  • Real-Time clock driver for Nintendo GameCube / Wii / Wii U.

How to Install Kernel 5.17 in Ubuntu 22.04:

IMPORTANT: The Mainline Kernel packages do not include any Ubuntu-provided drivers or patches! You must know what you’re going to do!

The Mainline Kernel PPA has built the new kernel packages. It however requires libc >= 2.34 and libssl3. Which means only Ubuntu 22.04 user can try out the new Kernel packages. Though, Ubuntu 21.10 may try to meet the requirement via this tutorial.

Firstly, download the .deb packages from the link page below:

For modern 64-bit PC/laptop, download & install the packages below in turns:

  • linux-headers-5.17.0-051700_5.17.0-051700.202203202130_all.deb
  • linux-headers-5.17.0-051700-generic_5.17.0-051700.202203202130_amd64.deb
  • linux-modules-5.17.0-051700-generic_5.17.0-051700.202203202130_amd64.deb
  • linux-image-unsigned-5.17.0-051700-generic_5.17.0-051700.202203202130_amd64.deb

To make things easier, there’s a graphical tool called Mainline that allows to download & install mainline Kernels with few clicks.

And for Ubuntu 20.04 user insist on installing the new Kernel, keep an eye on this Ubuntu PPA (use it at your own risk)!

How to Remove Kernel 5.17:

Firstly, start or restart your PC and select an old kernel to boot from Grub boot-loader. After login with old Kernel, remove Kernel 5.17 via command:

sudo apt remove linux-headers-5.17.0* linux-modules-5.17.0* linux-image-unsigned-5.17.0*

Linux Kernel 5.16 was released a few days ago. Here’s how to install it in Ubuntu 20.04, Ubuntu 21.10, and/or Linux Mint 20.x.

Kernel 5.16 comes with many new features. Here are some of them:

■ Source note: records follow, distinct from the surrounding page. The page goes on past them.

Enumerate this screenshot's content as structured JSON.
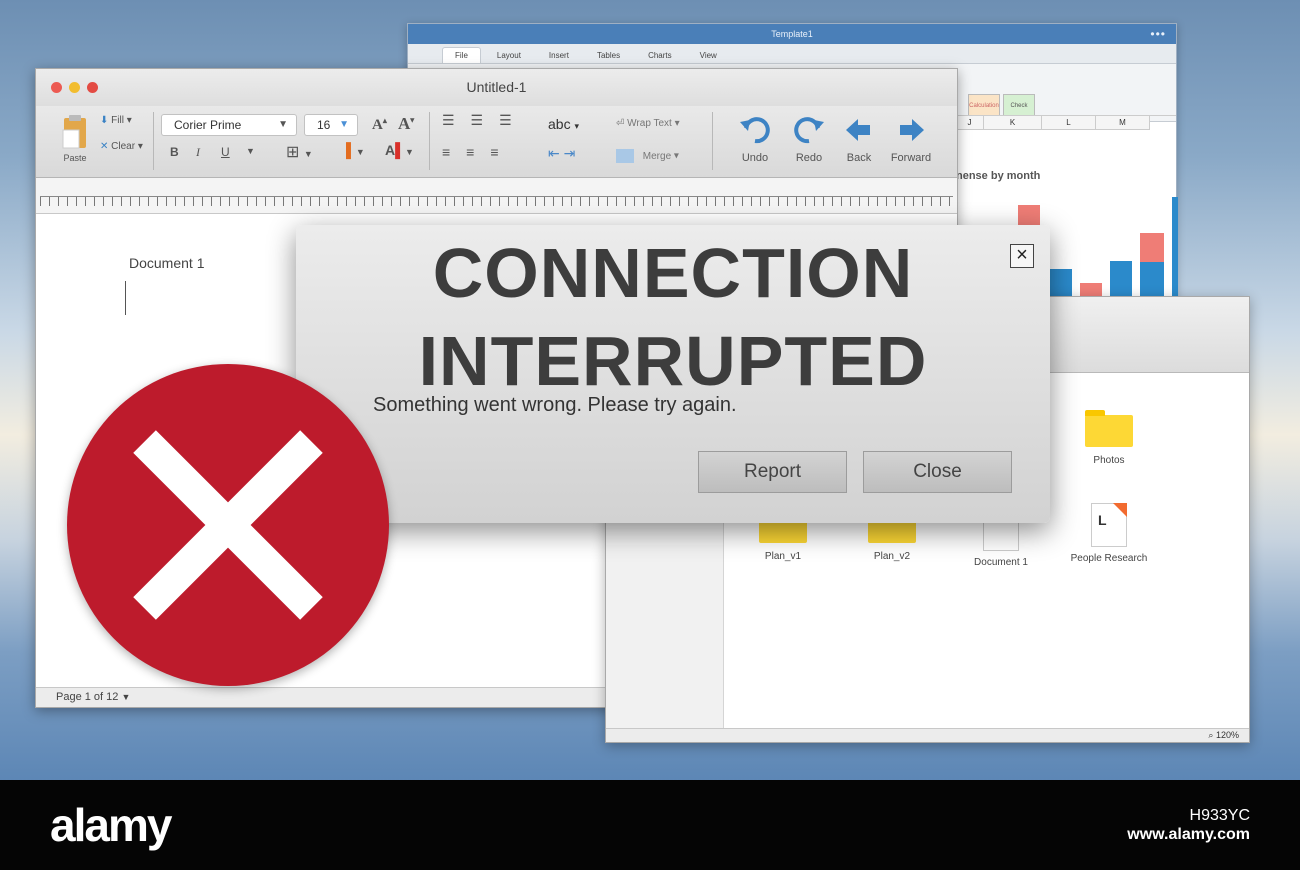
{
  "spreadsheet": {
    "title": "Template1",
    "tabs": [
      "File",
      "Layout",
      "Insert",
      "Tables",
      "Charts",
      "View"
    ],
    "ribbon_styles": [
      "Calculation",
      "Check"
    ],
    "columns": [
      "J",
      "K",
      "L",
      "M"
    ],
    "chart_title": "nense by month",
    "bar_colors": {
      "primary": "#2b8acb",
      "secondary": "#ef7d76"
    }
  },
  "document": {
    "title": "Untitled-1",
    "toolbar": {
      "paste_label": "Paste",
      "fill_label": "Fill",
      "clear_label": "Clear",
      "font_name": "Corier Prime",
      "font_size": "16",
      "spell_label": "abc",
      "wrap_label": "Wrap Text",
      "merge_label": "Merge",
      "undo_label": "Undo",
      "redo_label": "Redo",
      "back_label": "Back",
      "forward_label": "Forward"
    },
    "heading": "Document 1",
    "page_status": "Page 1 of 12"
  },
  "file_browser": {
    "items": [
      {
        "name": "Photos",
        "kind": "folder"
      },
      {
        "name": "Plan_v1",
        "kind": "folder"
      },
      {
        "name": "Plan_v2",
        "kind": "folder"
      },
      {
        "name": "Document 1",
        "kind": "document"
      },
      {
        "name": "People Research",
        "kind": "document"
      }
    ],
    "zoom": "120%"
  },
  "dialog": {
    "title_line1": "CONNECTION",
    "title_line2": "INTERRUPTED",
    "message": "Something went wrong. Please try again.",
    "report_label": "Report",
    "close_label": "Close",
    "close_icon": "×"
  },
  "error_badge": {
    "icon": "close-x-icon",
    "color": "#bd1b2c"
  },
  "footer": {
    "brand": "alamy",
    "image_id": "H933YC",
    "url": "www.alamy.com"
  }
}
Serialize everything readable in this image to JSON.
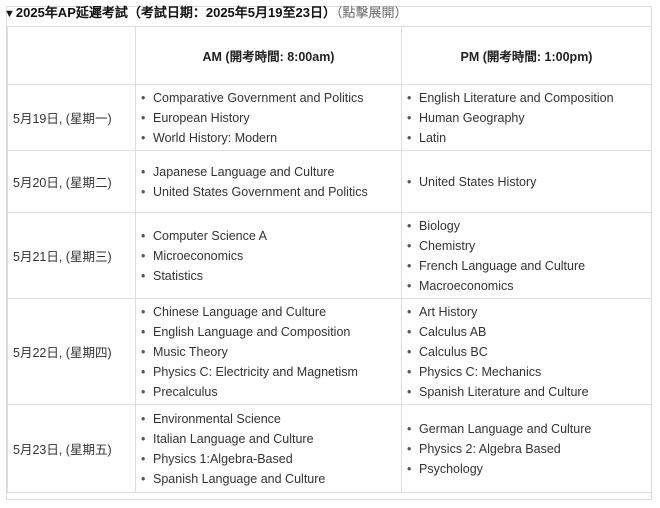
{
  "summary": {
    "arrow": "▼",
    "title": "2025年AP延遲考試（考試日期：2025年5月19至23日）",
    "hint": "（點擊展開）"
  },
  "table": {
    "headers": [
      "",
      "AM (開考時間: 8:00am)",
      "PM (開考時間: 1:00pm)"
    ],
    "rows": [
      {
        "date": "5月19日, (星期一)",
        "am": [
          "Comparative Government and Politics",
          "European History",
          "World History: Modern"
        ],
        "pm": [
          "English Literature and Composition",
          "Human Geography",
          "Latin"
        ]
      },
      {
        "date": "5月20日, (星期二)",
        "am": [
          "Japanese Language and Culture",
          "United States Government and Politics"
        ],
        "pm": [
          "United States History"
        ]
      },
      {
        "date": "5月21日, (星期三)",
        "am": [
          "Computer Science A",
          "Microeconomics",
          "Statistics"
        ],
        "pm": [
          "Biology",
          "Chemistry",
          "French Language and Culture",
          "Macroeconomics"
        ]
      },
      {
        "date": "5月22日, (星期四)",
        "am": [
          "Chinese Language and Culture",
          "English Language and Composition",
          "Music Theory",
          "Physics C: Electricity and Magnetism",
          "Precalculus"
        ],
        "pm": [
          "Art History",
          "Calculus AB",
          "Calculus BC",
          "Physics C: Mechanics",
          "Spanish Literature and Culture"
        ]
      },
      {
        "date": "5月23日, (星期五)",
        "am": [
          "Environmental Science",
          "Italian Language and Culture",
          "Physics 1:Algebra-Based",
          "Spanish Language and Culture"
        ],
        "pm": [
          "German Language and Culture",
          "Physics 2: Algebra Based",
          "Psychology"
        ]
      }
    ]
  }
}
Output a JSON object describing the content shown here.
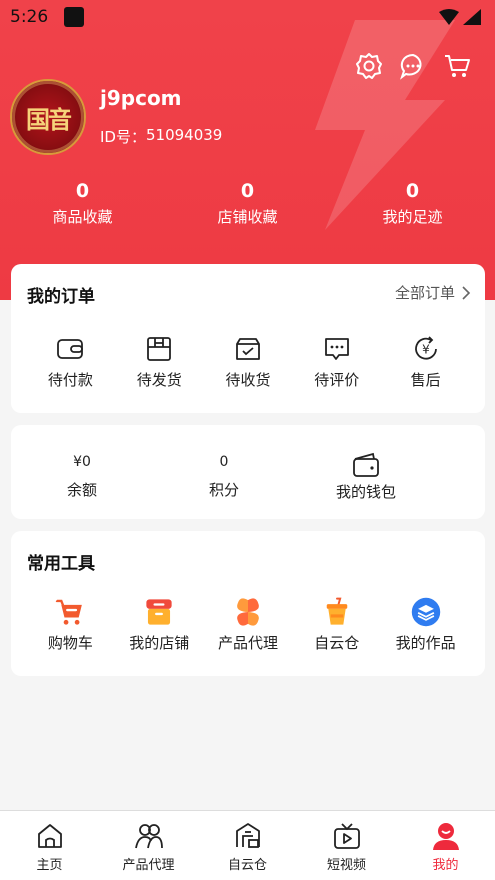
{
  "status_bar": {
    "time": "5:26"
  },
  "header": {
    "username": "j9pcom",
    "id_label": "ID号：",
    "id_value": "51094039",
    "avatar_text": "国音",
    "stats": [
      {
        "value": "0",
        "label": "商品收藏"
      },
      {
        "value": "0",
        "label": "店铺收藏"
      },
      {
        "value": "0",
        "label": "我的足迹"
      }
    ]
  },
  "orders": {
    "title": "我的订单",
    "more_label": "全部订单",
    "items": [
      {
        "label": "待付款",
        "icon": "wallet-icon"
      },
      {
        "label": "待发货",
        "icon": "package-icon"
      },
      {
        "label": "待收货",
        "icon": "inbox-check-icon"
      },
      {
        "label": "待评价",
        "icon": "comment-icon"
      },
      {
        "label": "售后",
        "icon": "refund-icon"
      }
    ]
  },
  "wallet": {
    "items": [
      {
        "value": "¥0",
        "label": "余额"
      },
      {
        "value": "0",
        "label": "积分"
      },
      {
        "label": "我的钱包",
        "icon": "wallet-icon"
      }
    ]
  },
  "tools": {
    "title": "常用工具",
    "items": [
      {
        "label": "购物车",
        "icon": "cart-icon"
      },
      {
        "label": "我的店铺",
        "icon": "store-icon"
      },
      {
        "label": "产品代理",
        "icon": "clover-icon"
      },
      {
        "label": "自云仓",
        "icon": "cup-icon"
      },
      {
        "label": "我的作品",
        "icon": "layers-icon"
      }
    ]
  },
  "tabbar": {
    "items": [
      {
        "label": "主页",
        "icon": "home-icon"
      },
      {
        "label": "产品代理",
        "icon": "people-icon"
      },
      {
        "label": "自云仓",
        "icon": "warehouse-icon"
      },
      {
        "label": "短视频",
        "icon": "tv-icon"
      },
      {
        "label": "我的",
        "icon": "profile-icon",
        "active": true
      }
    ]
  },
  "colors": {
    "accent": "#ee3a43",
    "active_tab": "#ee2a3c"
  }
}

  • Initial DisplayPort 2.0 Support For AMD Radeon Driver.
  • Intel Protected Xe Path for Gen12 graphics.
  • Intel AMX support for Sapphire Rapids.
  • Raspberry Pi Compute Module 4 support.
  • Snapdragon 690 and other new Arm hardware support such as Rockchip RK3566 and RK3688.
  • Better support for the Sony PlayStation 5 controller.
  • Better support for HP Omen laptops.
  • Realtek RT89 WiFi driver
  • Support for 2021 Apple Magic Keyboard.
  • Apple M1 PCIe driver

How to Install Kernel 5.16 in Ubuntu 21.10:

NOTE: The Mainline Kernel PPA provides packages for Ubuntu 21.10. However, it does not include any Ubuntu-provided drivers or patches, which are NOT appropriate for production use.

The .deb packages for amd64, arm64, ppc64el and s390x are available to download at the link below:

For personal computers, select generic for common system, or lowlatency for a low latency system (e.g. for recording audio):

  • linux-headers-5.16.0-xxxxxx_all.deb
  • linux-headers-5.16.0-xxx-generic(/lowlatency)_xxx_amd64.deb
  • linux-modules-5.16.0-xxx-generic(/lowlatency)_xxx_amd64.deb
  • linux-image-xxx-5.16.0-xxx-generic(/lowlatency)_xxx_amd64.deb

Keep an eye on the date in package names. 64-bit build has two versions of same package with different package date.

For those familiar with Linux command, open terminal and run commands one by one to download & install the packages:

cd /tmp/

wget -c

wget -c

wget -c

wget -c

sudo dpkg -i *.deb

Once installed, restart your computer and enjoy!

Uninstall Linux Kernel 5.16:

Restart your machine and select boot with the previous kernel in boot menu ‘Grub2 -> Advanced Option for Ubuntu’. Then run command to remove Linux Kernel 5.16:

sudo dpkg --purge linux-image-unsigned-5.16.0-051600-generic

Install Kernel 5.16 for Ubuntu 20.04:

The mainline kernel was build against Ubuntu 21.10, so it won’t install in Ubuntu 20.04 LTS. However, for those insist on installing the new kernel, this project is available along with an Ubuntu PPA. Use it at your own risk!

You may run command in terminal to add the PPA:

sudo add-apt-repository ppa:tuxinvader/lts-mainline

Once the Kernel 5.16 package is updated, use command to install it:

sudo apt install linux-generic-5.16

NOTE: Linux Kernel keeps rolling new releases regularly. The PPA package name varies according to the version number. It’s better to check the PPA page before running the apt command.